This article was posted July 1, 2021.
One surprising finding by researchers is that retirees seem to innately keep their spending increases below the rate of inflation. This is especially true for those in the Top 20% of the wealth/income pyramid.
The Myth of Steady Retirement Spending, and Why Reality May Cost Less
Spending in Retirement: Determining the Consumption Gap
Over the past 27 years that I've been early retired, I can identify three things I did that really kept inflation at bay.
1) Rent vs. Buy
It's very hard for home ownership to compete with the stock market as an investment. I didn't buy a home until age 57 when the tail end of the 2008 real estate bust allowed me to purchase my Portland area home for 70% off it's 2008 value in 2012.
Throughout my engineering career and early retirement, I've done a "rent vs.buy" calculation to inform my real estate decisions.
The 5% Rule -- A new way to look at the rent vs. buy decision
NY Times: Renting Is Cheaper Than Buying, Almost Everywhere
Having grown up in a Connecticut home with a lawn that had to be moved and long driveway that had to be cleared of snow, I had little appetite to accept the burdens and hassles of owning a home. I'd rather play golf on the weekends than spend my time doing landscaping or home repairs. My preference was a large apartment complex with a pool and tennis courts, on-site professional management, and a dedicated maintenance staff.
During the 20 years I lived in Houston, you could rent that for $400 to $600/month as developers built those types of apartment complexes for as far as the eye could see, keeping rents low through fierce competition.
Interesting story. When I first moved to Houston in 1981, I leased a 1-bedroom apartment in a 400-unit 3-story complex about a mile from the Galleria shopping center. Landlord was in the process of turning half the complex into condos. The one-bedroom unit I leased for $400/month sold for $45,000 with a 15% mortgage at the time. The monthly mortgage, property tax and HOA fee was more than the $400/month rent, but if you were a high-salaried worker, you'd get some of it back in itemized deductions.
If you put the 20%, $9,000 down payment into an S&P500 index fund in Jan 1981, you'd have $690,000 as of Jan 2021 with dividends reinvested. What's the value of the condo today? Zillow tells me it's a bit less than $100,000.
How did a renter fare? The $400/month 1981 rent, dropped to less than $200/month by 1986 when the price of oil collapsed to $8/barrel and everyone left town. Rents returned to 1981 levels by about 1992. You can rent a one-bedroom there today, 40 years later, for $850 month, which is less than the dividend you're collecting on the $690,000 value of the S&P500 mutual fund.
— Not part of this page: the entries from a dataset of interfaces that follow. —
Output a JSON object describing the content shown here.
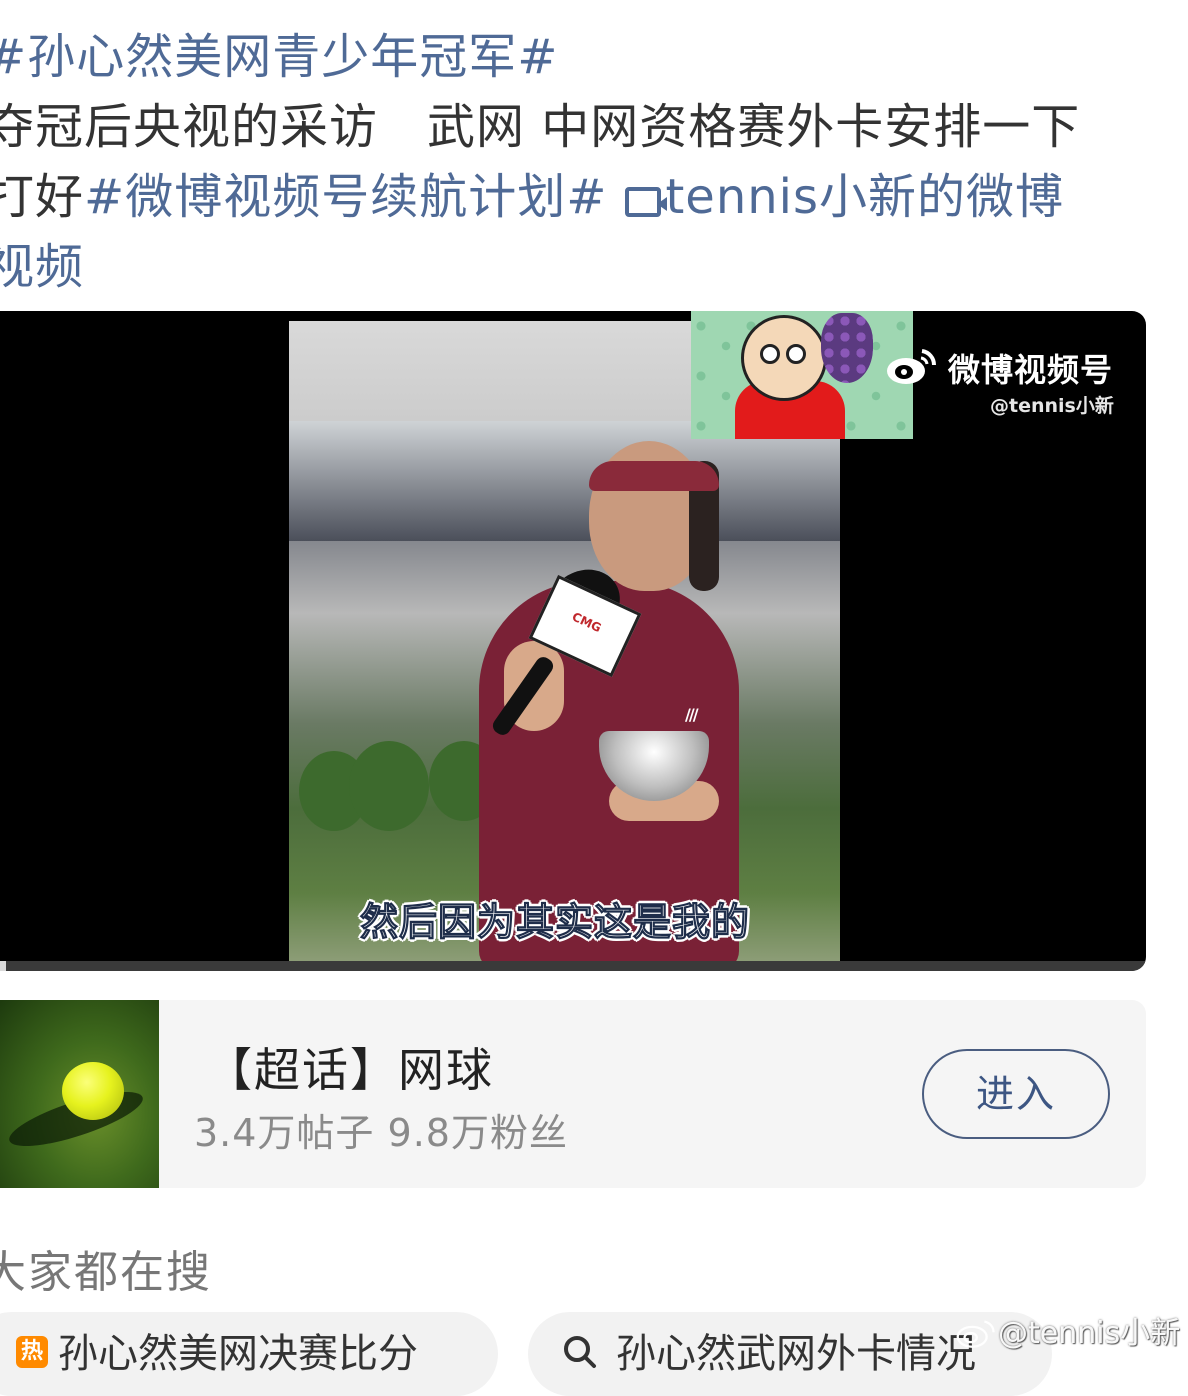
{
  "post": {
    "line1_tag": "#孙心然美网青少年冠军#",
    "line2": "夺冠后央视的采访　武网 中网资格赛外卡安排一下",
    "line3_prefix": "打好",
    "line3_tag": "#微博视频号续航计划#",
    "line3_link": "tennis小新的微博",
    "line4_link": "视频"
  },
  "video": {
    "sticker_alt": "crayon-shin-chan-sticker",
    "watermark_title": "微博视频号",
    "watermark_handle": "@tennis小新",
    "mic_label": "CMG",
    "subtitle": "然后因为其实这是我的",
    "progress": 0.005
  },
  "topic": {
    "name": "【超话】网球",
    "stats": "3.4万帖子 9.8万粉丝",
    "enter_label": "进入"
  },
  "section": {
    "title": "大家都在搜"
  },
  "search_chips": [
    {
      "badge": "热",
      "label": "孙心然美网决赛比分"
    },
    {
      "label": "孙心然武网外卡情况"
    }
  ],
  "corner_watermark": "@tennis小新",
  "colors": {
    "link": "#4f6a96",
    "text": "#333333",
    "hot_badge": "#ff8a00"
  }
}
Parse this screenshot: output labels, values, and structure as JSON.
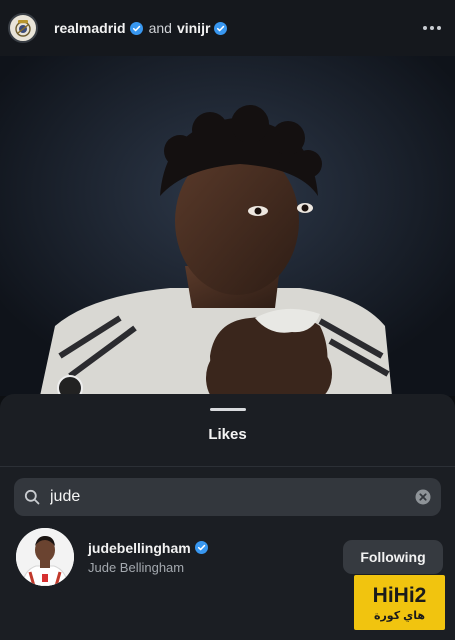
{
  "header": {
    "account_primary": "realmadrid",
    "conjunction": "and",
    "account_secondary": "vinijr",
    "verified_color": "#3897f0",
    "more_icon": "more-horizontal-icon"
  },
  "post": {
    "image": "photo-player-kissing-shirt"
  },
  "likes_sheet": {
    "title": "Likes",
    "search": {
      "value": "jude",
      "placeholder": "Search",
      "icon": "search-icon",
      "clear_icon": "clear-icon"
    },
    "results": [
      {
        "username": "judebellingham",
        "verified": true,
        "full_name": "Jude Bellingham",
        "button_label": "Following"
      }
    ]
  },
  "watermark": {
    "logo_text": "HiHi2",
    "logo_subtext": "هاي كورة"
  },
  "colors": {
    "background": "#0d0f12",
    "sheet": "#1b1e23",
    "search_field": "#33373d",
    "button": "#363a40",
    "watermark": "#f1c40f"
  }
}
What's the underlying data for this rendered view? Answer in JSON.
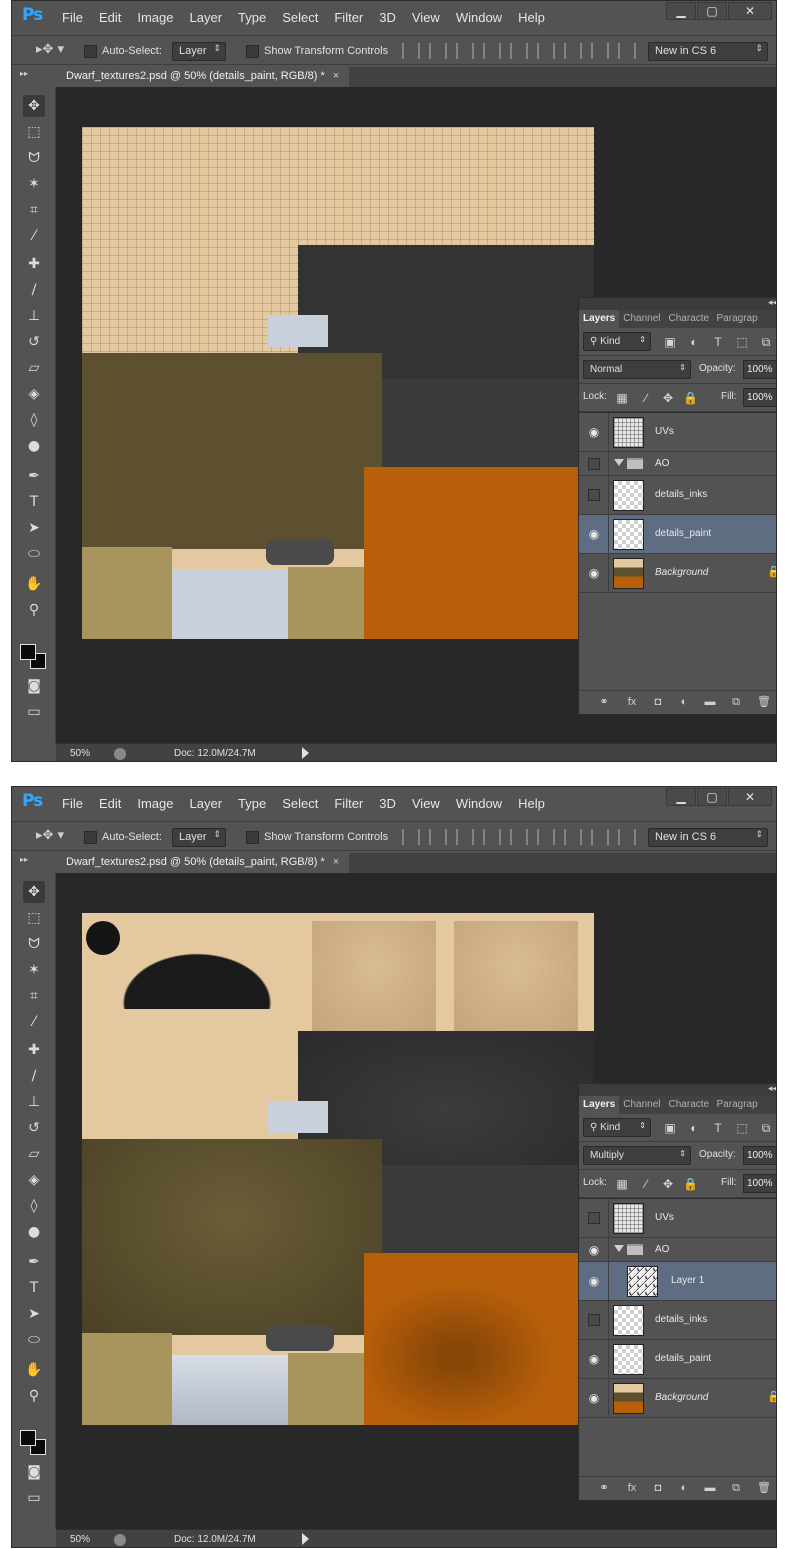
{
  "app": {
    "logo": "Ps",
    "menu": [
      "File",
      "Edit",
      "Image",
      "Layer",
      "Type",
      "Select",
      "Filter",
      "3D",
      "View",
      "Window",
      "Help"
    ],
    "window_controls": [
      "▁",
      "▢",
      "✕"
    ]
  },
  "options_bar": {
    "auto_select_label": "Auto-Select:",
    "auto_select_target": "Layer",
    "show_transform_label": "Show Transform Controls",
    "workspace": "New in CS 6"
  },
  "document_tab": {
    "title": "Dwarf_textures2.psd @ 50% (details_paint, RGB/8) *",
    "close": "×"
  },
  "status_bar": {
    "zoom": "50%",
    "doc_size": "Doc: 12.0M/24.7M"
  },
  "toolbar": {
    "tools": [
      "move-tool",
      "marquee-tool",
      "lasso-tool",
      "magic-wand-tool",
      "crop-tool",
      "eyedropper-tool",
      "healing-brush-tool",
      "brush-tool",
      "clone-stamp-tool",
      "history-brush-tool",
      "eraser-tool",
      "paint-bucket-tool",
      "blur-tool",
      "dodge-tool",
      "pen-tool",
      "type-tool",
      "path-selection-tool",
      "shape-tool",
      "hand-tool",
      "zoom-tool"
    ]
  },
  "panel": {
    "tabs": [
      "Layers",
      "Channel",
      "Characte",
      "Paragrap"
    ],
    "kind_label": "Kind",
    "opacity_label": "Opacity:",
    "fill_label": "Fill:",
    "lock_label": "Lock:",
    "collapse_icon": "◂◂",
    "close_icon": "✕",
    "menu_icon": "≡"
  },
  "screenshots": [
    {
      "blend_mode": "Normal",
      "opacity": "100%",
      "fill": "100%",
      "layers": [
        {
          "name": "UVs",
          "visible": true,
          "thumb": "uv"
        },
        {
          "name": "AO",
          "visible": false,
          "group": true
        },
        {
          "name": "details_inks",
          "visible": false,
          "thumb": "transparent"
        },
        {
          "name": "details_paint",
          "visible": true,
          "thumb": "transparent",
          "selected": true
        },
        {
          "name": "Background",
          "visible": true,
          "thumb": "bg",
          "locked": true,
          "italic": true
        }
      ]
    },
    {
      "blend_mode": "Multiply",
      "opacity": "100%",
      "fill": "100%",
      "layers": [
        {
          "name": "UVs",
          "visible": false,
          "thumb": "uv"
        },
        {
          "name": "AO",
          "visible": true,
          "group": true
        },
        {
          "name": "Layer 1",
          "visible": true,
          "thumb": "paint",
          "selected": true,
          "indent": true
        },
        {
          "name": "details_inks",
          "visible": false,
          "thumb": "transparent"
        },
        {
          "name": "details_paint",
          "visible": true,
          "thumb": "transparent"
        },
        {
          "name": "Background",
          "visible": true,
          "thumb": "bg",
          "locked": true,
          "italic": true
        }
      ]
    }
  ],
  "colors": {
    "ui_bg": "#535353",
    "canvas_bg": "#282828",
    "skin": "#e4c8a0",
    "dark_gray": "#323232",
    "olive": "#5c5030",
    "orange": "#b85f0a",
    "khaki": "#a8955e",
    "pale_blue": "#c8d0dc",
    "selection": "#5f6d82"
  }
}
Houston was a very good place to be a renter.
2) Reducing spending during stock market declines? -- not when travel bargains abound
Conventional wisdom advises retirees to reduce spending during stock market declines to improve portfolio survivability. That may make sense if your annual budget contains a lot of fluff like expensive travel or a new car every 2 or 3 years. But if you've retired closer to the bone, it's a lot harder to reduce ongoing expenses like like health insurance premiums or property taxes. You'd need to make up the slack with "fluff" to cut elsewhere.
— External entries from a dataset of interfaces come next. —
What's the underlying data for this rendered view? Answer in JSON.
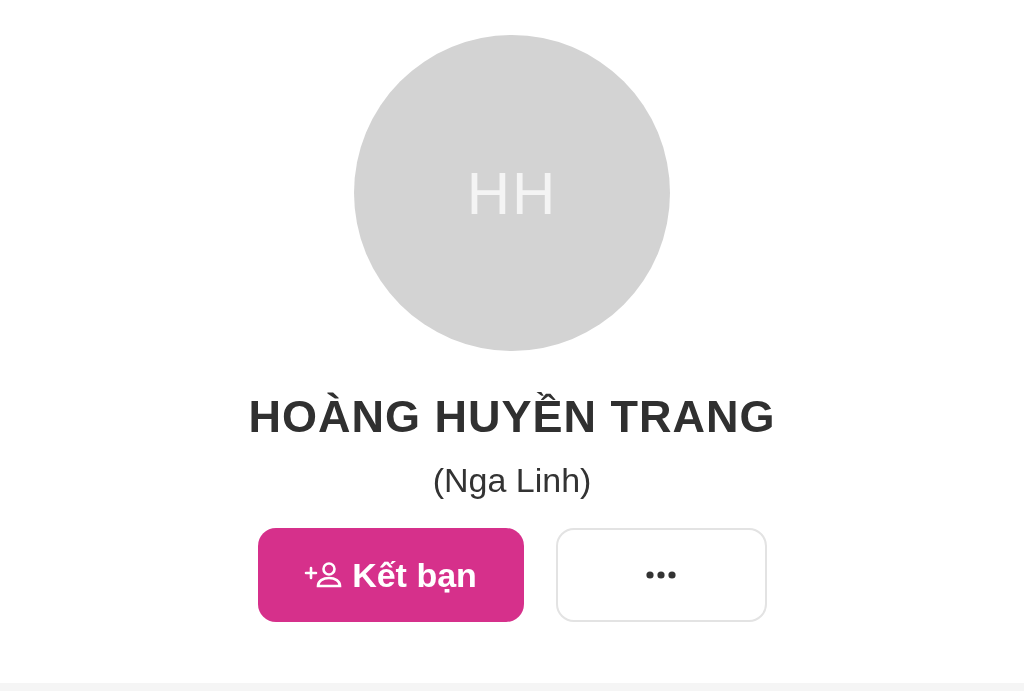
{
  "profile": {
    "avatar_initials": "HH",
    "name": "HOÀNG HUYỀN TRANG",
    "alias": "(Nga Linh)"
  },
  "buttons": [
    {
      "kind": "add-friend",
      "label": "Kết bạn"
    },
    {
      "kind": "more"
    }
  ]
}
When the economy crashed (along with the stock market) in 2008 during George W. Bush's last year in office, I noticed airline fares and cruises started to get really cheap. I started traveling extensively as a result to take advantage of the bargains (2 or 3 two to three-week cruises a year.) I've now seen all seven continents (even Antarctica.)
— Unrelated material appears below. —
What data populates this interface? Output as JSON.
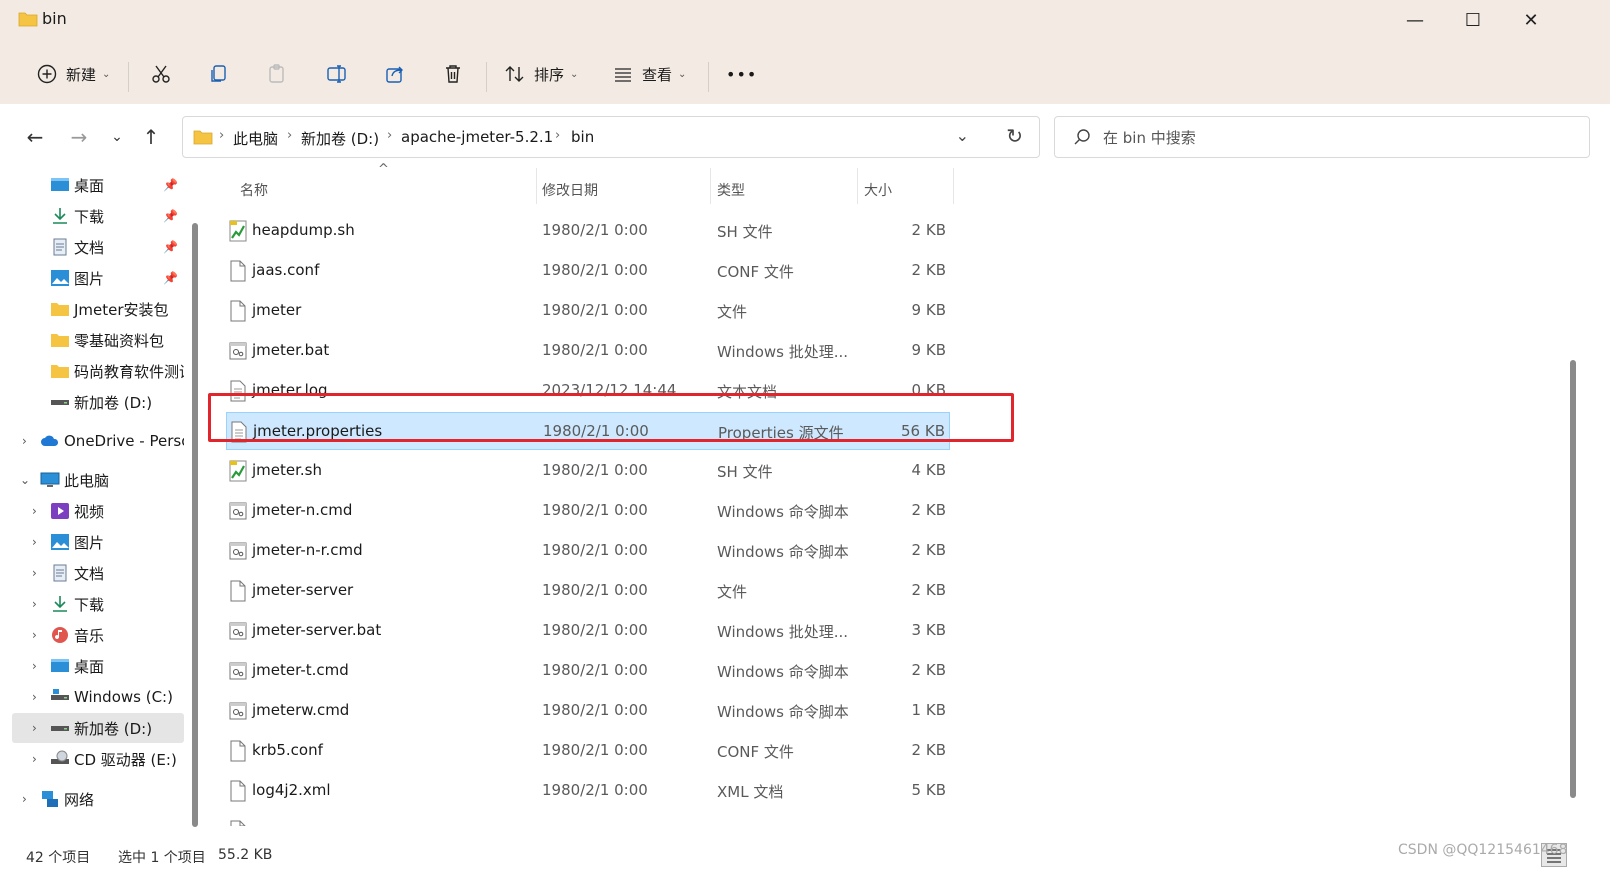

When the economy recovered, and travel prices returned to normal levels, I noticed I had less interest in taking a cruise. Better to do that when prices are cheap.
3) Don't look the Obamacare "gift horse" in the mouth.
As Americans, we pay double the cost of other large industrialized countries for an inferior health care system that kills us an average of 3 years sooner.
It's not uncommon to see financial advisors warn of the high cost of health insurance for retirees. But most of them omit the fact that with a little planning, even people with multi-million dollar retirement accounts can get virtually free health insurance through Obamacare.
Obamacare Repeal? My amazing story of drastically lower premiums.
I'd budgeted $20,000/year for health insurance premiums from age 60 to age 65. The last few years on was on Obamacare, I had a premium of $1.43/month -- less than $20/year. That's almost $100,000 worth of "inflation" that never left my bank account.
Sure, I had the same kind of crap, for-profit health insurance plan as everyone else, but I was paying a premium a lot closer to its value.
Most retirees will see better, more comprehensive health insurance coverage once they qualify for Medicare at age 65.
What I'm doing for Medicare insurance at age 65